== EXERCISE DETAILS ==
Reproduce the entries below character for character.

### INPUT RECORDS

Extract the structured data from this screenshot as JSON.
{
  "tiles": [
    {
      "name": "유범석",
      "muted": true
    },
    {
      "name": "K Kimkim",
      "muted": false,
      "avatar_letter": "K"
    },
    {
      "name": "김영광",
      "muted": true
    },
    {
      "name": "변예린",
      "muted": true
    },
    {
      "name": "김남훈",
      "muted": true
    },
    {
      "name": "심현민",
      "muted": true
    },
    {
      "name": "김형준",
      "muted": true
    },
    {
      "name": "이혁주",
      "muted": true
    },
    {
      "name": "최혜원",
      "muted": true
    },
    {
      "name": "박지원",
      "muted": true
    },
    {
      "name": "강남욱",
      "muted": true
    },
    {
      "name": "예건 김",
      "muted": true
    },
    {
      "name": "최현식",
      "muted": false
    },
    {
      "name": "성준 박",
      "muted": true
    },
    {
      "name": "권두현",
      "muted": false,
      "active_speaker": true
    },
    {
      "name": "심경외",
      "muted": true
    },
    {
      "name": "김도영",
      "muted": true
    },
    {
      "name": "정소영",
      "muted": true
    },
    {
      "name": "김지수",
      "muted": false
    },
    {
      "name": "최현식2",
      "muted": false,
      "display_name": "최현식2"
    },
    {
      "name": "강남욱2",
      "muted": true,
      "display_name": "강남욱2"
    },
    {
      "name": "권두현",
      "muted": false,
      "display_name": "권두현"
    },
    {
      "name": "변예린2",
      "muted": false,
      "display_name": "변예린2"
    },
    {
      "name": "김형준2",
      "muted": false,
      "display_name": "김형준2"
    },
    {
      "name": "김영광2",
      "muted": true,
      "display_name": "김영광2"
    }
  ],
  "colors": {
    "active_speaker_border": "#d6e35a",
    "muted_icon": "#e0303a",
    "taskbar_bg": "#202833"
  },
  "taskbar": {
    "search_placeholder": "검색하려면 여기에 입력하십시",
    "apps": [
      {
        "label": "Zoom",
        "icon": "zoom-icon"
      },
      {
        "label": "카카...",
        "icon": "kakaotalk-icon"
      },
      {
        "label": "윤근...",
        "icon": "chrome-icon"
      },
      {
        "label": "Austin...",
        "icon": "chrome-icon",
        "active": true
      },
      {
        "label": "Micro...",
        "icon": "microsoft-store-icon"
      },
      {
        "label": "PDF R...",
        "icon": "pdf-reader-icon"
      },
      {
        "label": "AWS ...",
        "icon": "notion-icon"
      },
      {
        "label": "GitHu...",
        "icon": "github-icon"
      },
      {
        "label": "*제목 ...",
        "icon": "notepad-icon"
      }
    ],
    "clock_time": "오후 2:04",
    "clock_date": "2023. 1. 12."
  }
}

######

== PROBLEM SOLUTION ==
Extract the structured data from this screenshot as JSON.
{
  "tiles": [
    {
      "name": "유범석",
      "muted": true
    },
    {
      "name": "K Kimkim",
      "muted": false,
      "avatar_letter": "K"
    },
    {
      "name": "김영광",
      "muted": true
    },
    {
      "name": "변예린",
      "muted": true
    },
    {
      "name": "김남훈",
      "muted": true
    },
    {
      "name": "심현민",
      "muted": true
    },
    {
      "name": "김형준",
      "muted": true
    },
    {
      "name": "이혁주",
      "muted": true
    },
    {
      "name": "최혜원",
      "muted": true
    },
    {
      "name": "박지원",
      "muted": true
    },
    {
      "name": "강남욱",
      "muted": true
    },
    {
      "name": "예건 김",
      "muted": true
    },
    {
      "name": "최현식",
      "muted": false
    },
    {
      "name": "성준 박",
      "muted": true
    },
    {
      "name": "권두현",
      "muted": false,
      "active_speaker": true
    },
    {
      "name": "심경외",
      "muted": true
    },
    {
      "name": "김도영",
      "muted": true
    },
    {
      "name": "정소영",
      "muted": true
    },
    {
      "name": "김지수",
      "muted": false
    },
    {
      "name": "최현식2",
      "muted": false,
      "display_name": "최현식2"
    },
    {
      "name": "강남욱2",
      "muted": true,
      "display_name": "강남욱2"
    },
    {
      "name": "권두현",
      "muted": false,
      "display_name": "권두현"
    },
    {
      "name": "변예린2",
      "muted": false,
      "display_name": "변예린2"
    },
    {
      "name": "김형준2",
      "muted": false,
      "display_name": "김형준2"
    },
    {
      "name": "김영광2",
      "muted": true,
      "display_name": "김영광2"
    }
  ],
  "colors": {
    "active_speaker_border": "#d6e35a",
    "muted_icon": "#e0303a",
    "taskbar_bg": "#202833"
  },
  "taskbar": {
    "search_placeholder": "검색하려면 여기에 입력하십시",
    "apps": [
      {
        "label": "Zoom",
        "icon": "zoom-icon"
      },
      {
        "label": "카카...",
        "icon": "kakaotalk-icon"
      },
      {
        "label": "윤근...",
        "icon": "chrome-icon"
      },
      {
        "label": "Austin...",
        "icon": "chrome-icon",
        "active": true
      },
      {
        "label": "Micro...",
        "icon": "microsoft-store-icon"
      },
      {
        "label": "PDF R...",
        "icon": "pdf-reader-icon"
      },
      {
        "label": "AWS ...",
        "icon": "notion-icon"
      },
      {
        "label": "GitHu...",
        "icon": "github-icon"
      },
      {
        "label": "*제목 ...",
        "icon": "notepad-icon"
      }
    ],
    "clock_time": "오후 2:04",
    "clock_date": "2023. 1. 12."
  }
}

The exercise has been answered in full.